An expert’s affidavit of merit is necessary where the alleged wrongdoing of the State cannot be assessed on the basis of common everyday experience and knowledge (Matter of Caracci v State of New York, 178 AD2d 876 [3d Dept 1991]; see e.g. Klinger v State of New York, 213 AD2d 378 [2d Dept 1995] [installation of a traffic signal]; Schreck v State of New York, 81 AD2d 882 [2d Dept 1981] [medical affidavit establishing a causal connection]; Nyberg v State of New York, 154 Misc 2d 199 [Ct Cl 1992] [erection of a median barrier]). There are exceptions to this requirement, however, where the application includes sufficient information from which the Court can reasonably assess the merits of the proposed claim (see De Paolo v State of New York, 99 AD2d 762 [2d Dept 1984]) or where “common everyday experience and knowledge allow an assessment of the circumstances” (Nyberg v State of New York, supra, at 203).

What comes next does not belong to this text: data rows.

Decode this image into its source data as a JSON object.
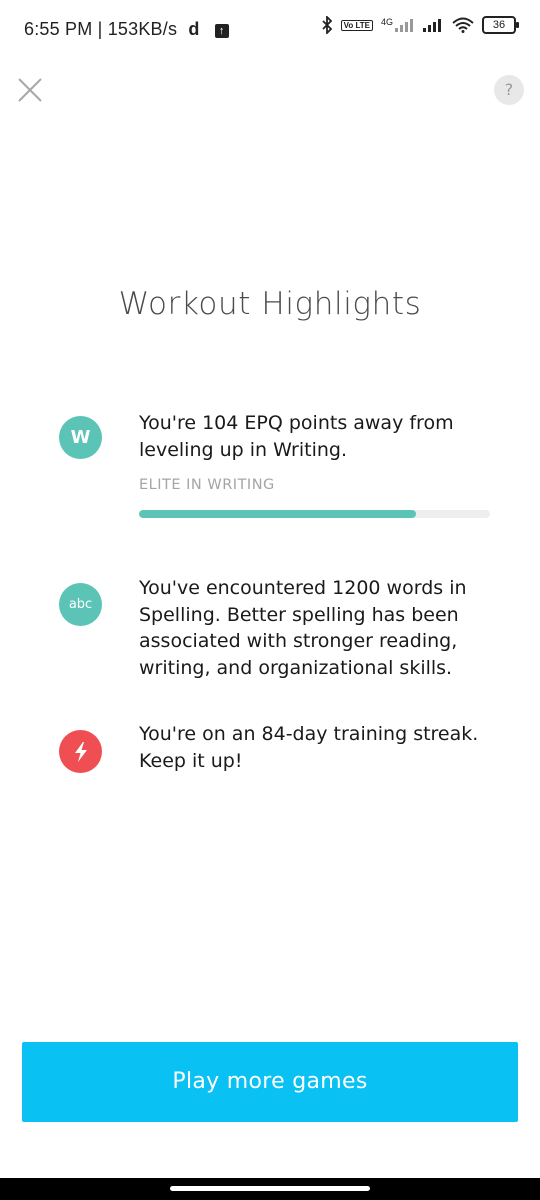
{
  "status_bar": {
    "time": "6:55 PM",
    "speed": "153KB/s",
    "net_type": "4G",
    "volte": "Vo LTE",
    "battery": "36"
  },
  "header": {
    "close_icon": "close-icon",
    "help_label": "?"
  },
  "page": {
    "title": "Workout Highlights"
  },
  "highlights": [
    {
      "icon_label": "W",
      "text": "You're 104 EPQ points away from leveling up in Writing.",
      "level_label": "ELITE IN WRITING",
      "progress": 0.79,
      "color": "#5bc4b7"
    },
    {
      "icon_label": "abc",
      "text": "You've encountered 1200 words in Spelling. Better spelling has been associated with stronger reading, writing, and organizational skills.",
      "color": "#5bc4b7"
    },
    {
      "icon": "lightning-icon",
      "text": "You're on an 84-day training streak. Keep it up!",
      "color": "#ef4f52"
    }
  ],
  "cta": {
    "label": "Play more games",
    "color": "#09c1f2"
  }
}
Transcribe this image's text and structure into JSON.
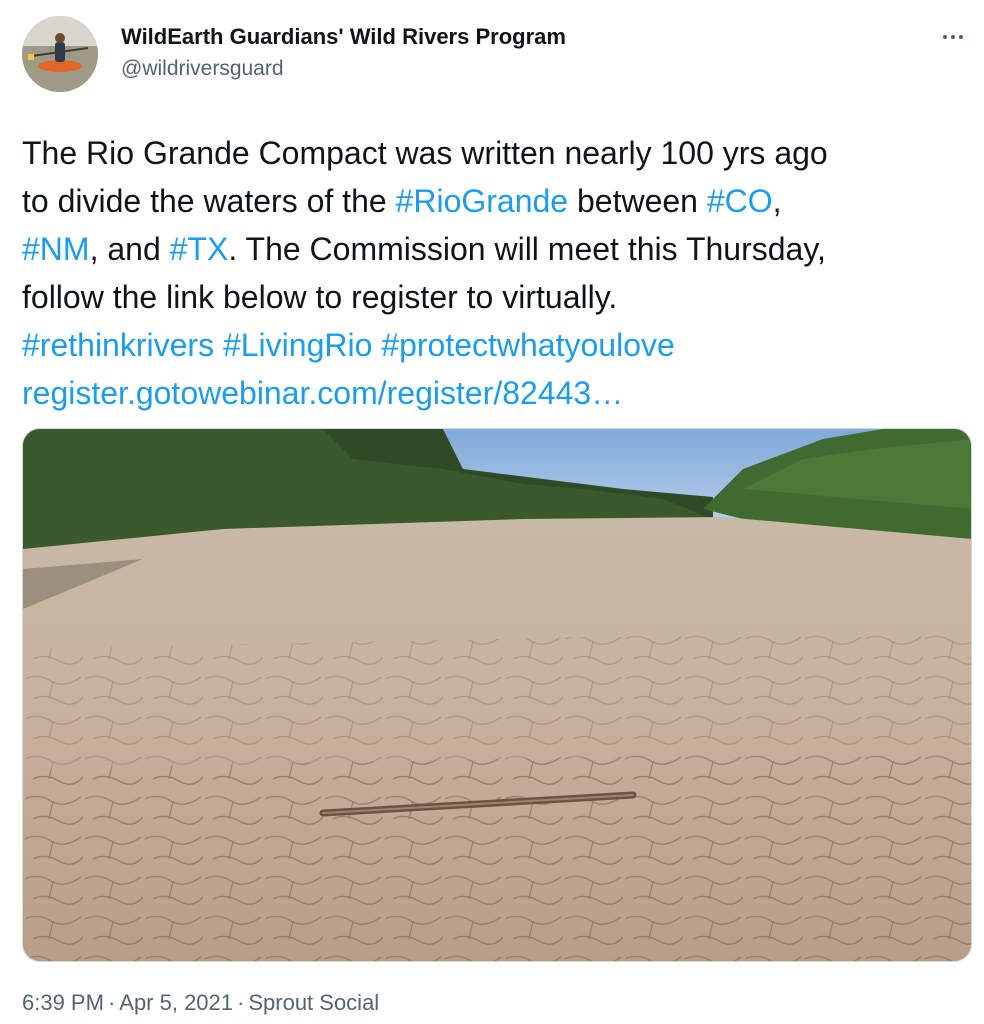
{
  "author": {
    "display_name": "WildEarth Guardians' Wild Rivers Program",
    "handle": "@wildriversguard",
    "avatar_icon": "kayaker-avatar"
  },
  "more_icon": "more-horizontal-icon",
  "tweet": {
    "line1": "The Rio Grande Compact was written nearly 100 yrs ago",
    "line2_a": "to divide the waters of the ",
    "hashtag_riogrande": "#RioGrande",
    "line2_b": " between ",
    "hashtag_co": "#CO",
    "line2_c": ",",
    "hashtag_nm": "#NM",
    "line3_a": ", and ",
    "hashtag_tx": "#TX",
    "line3_b": ". The Commission will meet this Thursday,",
    "line4": "follow the link below to register to virtually.",
    "hashtag_rethinkrivers": "#rethinkrivers",
    "hashtag_livingrio": "#LivingRio",
    "hashtag_protect": "#protectwhatyoulove",
    "link": "register.gotowebinar.com/register/82443…"
  },
  "media": {
    "description_icon": "dry-riverbed-photo"
  },
  "meta": {
    "time": "6:39 PM",
    "separator": "·",
    "date": "Apr 5, 2021",
    "source": "Sprout Social"
  },
  "colors": {
    "link": "#1d9bf0",
    "text": "#0f1419",
    "secondary": "#536471"
  }
}
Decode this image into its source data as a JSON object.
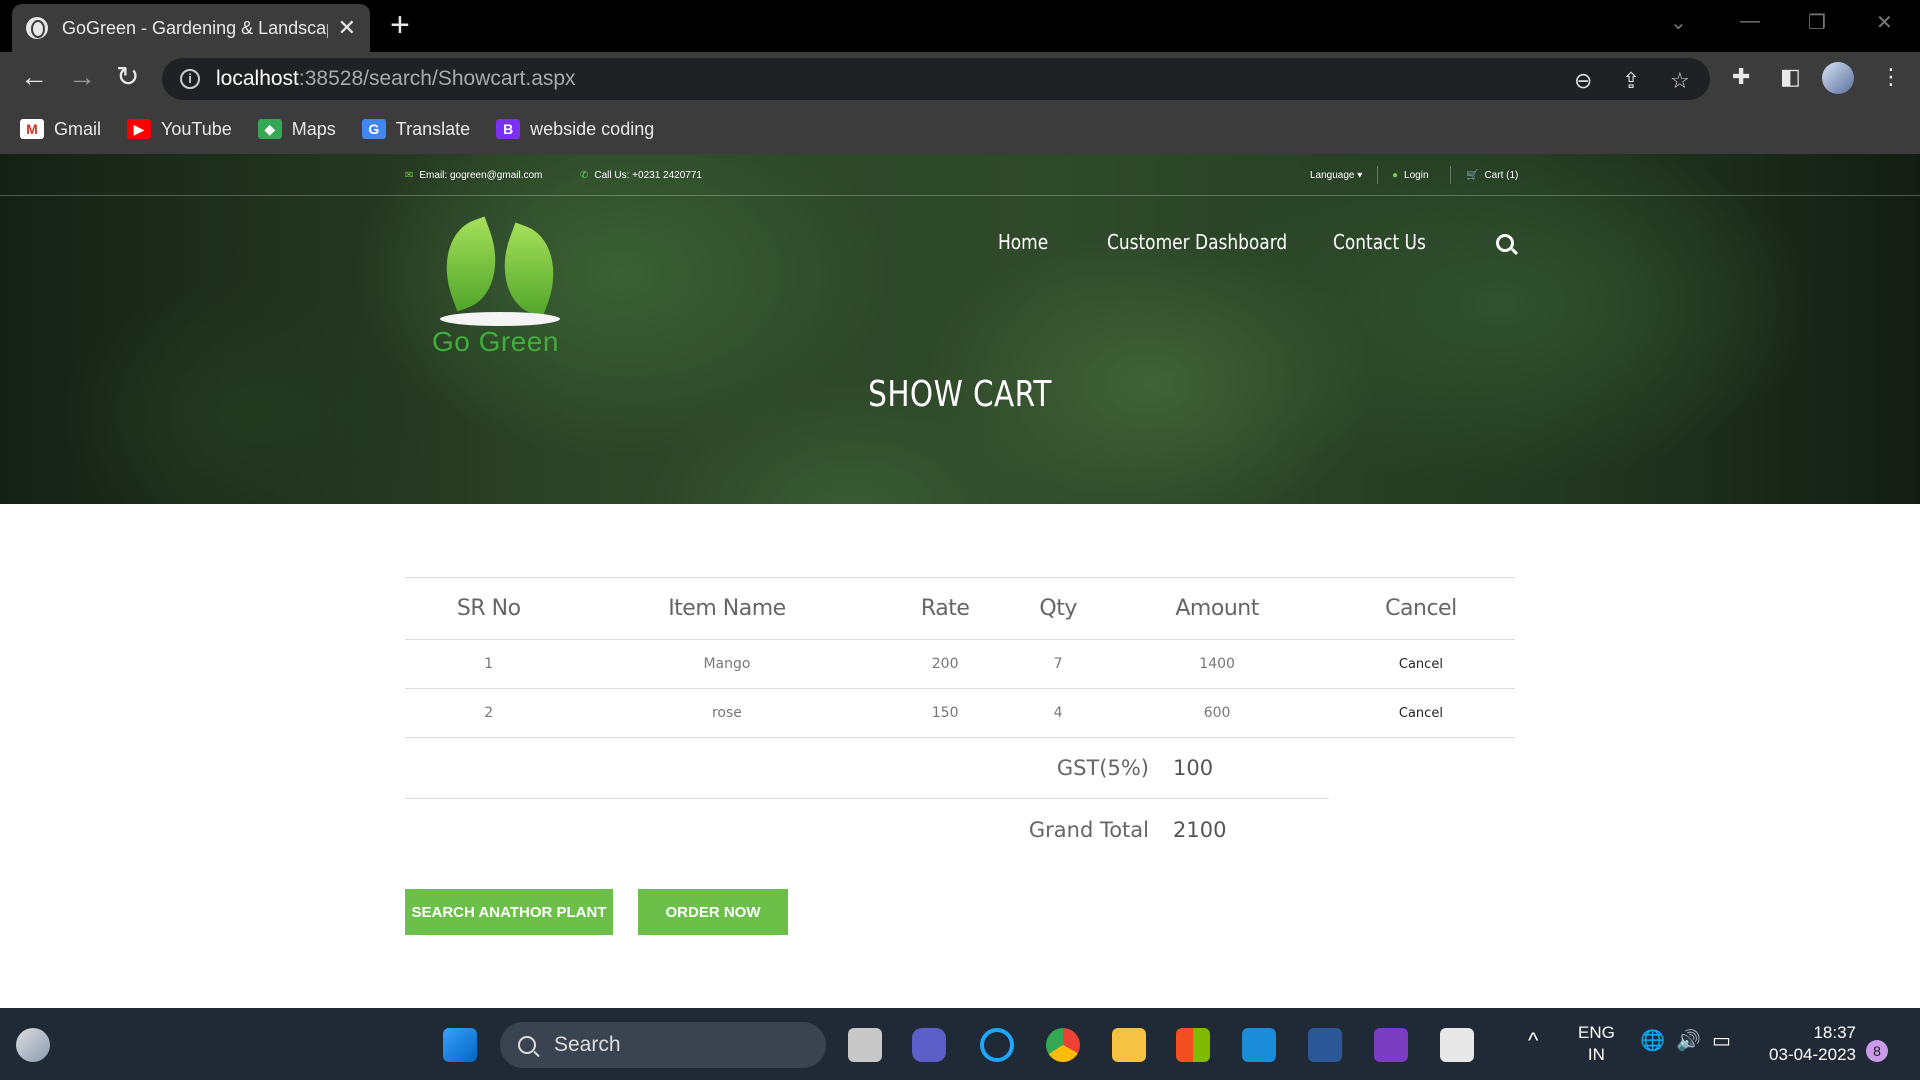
{
  "browser": {
    "tab_title": "GoGreen - Gardening & Landscap",
    "url_host": "localhost",
    "url_path": ":38528/search/Showcart.aspx",
    "bookmarks": [
      {
        "label": "Gmail",
        "icon": "gmail-icon"
      },
      {
        "label": "YouTube",
        "icon": "youtube-icon"
      },
      {
        "label": "Maps",
        "icon": "maps-icon"
      },
      {
        "label": "Translate",
        "icon": "translate-icon"
      },
      {
        "label": "webside coding",
        "icon": "bootstrap-icon",
        "icon_letter": "B"
      }
    ]
  },
  "site": {
    "email": "Email: gogreen@gmail.com",
    "phone": "Call Us: +0231 2420771",
    "language": "Language ▾",
    "login": "Login",
    "cart": "Cart (1)",
    "logo_text": "Go Green",
    "nav": [
      "Home",
      "Customer Dashboard",
      "Contact Us"
    ],
    "page_title": "SHOW CART"
  },
  "cart": {
    "headers": [
      "SR No",
      "Item Name",
      "Rate",
      "Qty",
      "Amount",
      "Cancel"
    ],
    "rows": [
      {
        "sr": "1",
        "item": "Mango",
        "rate": "200",
        "qty": "7",
        "amount": "1400",
        "cancel": "Cancel"
      },
      {
        "sr": "2",
        "item": "rose",
        "rate": "150",
        "qty": "4",
        "amount": "600",
        "cancel": "Cancel"
      }
    ],
    "gst_label": "GST(5%)",
    "gst_value": "100",
    "total_label": "Grand Total",
    "total_value": "2100",
    "btn_search": "SEARCH ANATHOR PLANT",
    "btn_order": "ORDER NOW"
  },
  "taskbar": {
    "search_label": "Search",
    "lang_top": "ENG",
    "lang_bottom": "IN",
    "time": "18:37",
    "date": "03-04-2023",
    "notification_count": "8"
  },
  "colors": {
    "accent_green": "#6cc04a",
    "chrome_dark": "#3c3c3c",
    "taskbar": "#1f2a36"
  }
}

The proposed claim alleges that Movant’s accident was caused by the State’s negligence in two respects: improper design of the ramp on which the accident occurred and permitting the speed limit sign on the ramp to be hidden from view. Although an expert affidavit would be helpful in the Court’s assessment of the potential merit of the former basis of liability, there is no such need with respect to the latter. A claim alleging that a vehicular accident was caused by the absence of a speed limit sign can be assessed on the basis of “common everyday experience” and is neither patently groundless, frivolous, nor legally defective and provides reasonable cause to believe that a valid claim exists. Moreover, proof related to the effect of a missing speed sign (i.e., whether such defect caused Movant’s accident) involves many of the same types of testimony and evidence that would be involved in establishing whether the shape or angle of the ramp itself contributed to loss of control of a motorcycle going at a particular speed. Therefore, there is no prejudice to Defendant in permitting the claim to go forward on both interrelated theories of liability.

Taking into account the six statutorily prescribed factors, the Court finds them to weigh in favor of granting Movants’ motion for permission to file a late claim. Accordingly, the application for permission to late file a claim is GRANTED and Movants are directed to file and serve a claim identical to the proposed claim (but with corrected caption) and to do so in conformity with the requirements of Court of Claims Act §§ 10, 11 and 11-a within thirty (30) days of the date this Decision and Order is filed.

October 18, 2006
Albany, New York

Judge of the Court of Claims

[2]. The proposed claim of Darwin Rice is derivative in nature and, unless otherwise indicated or required by context, the term “Movant” shall refer to Pamela Rice.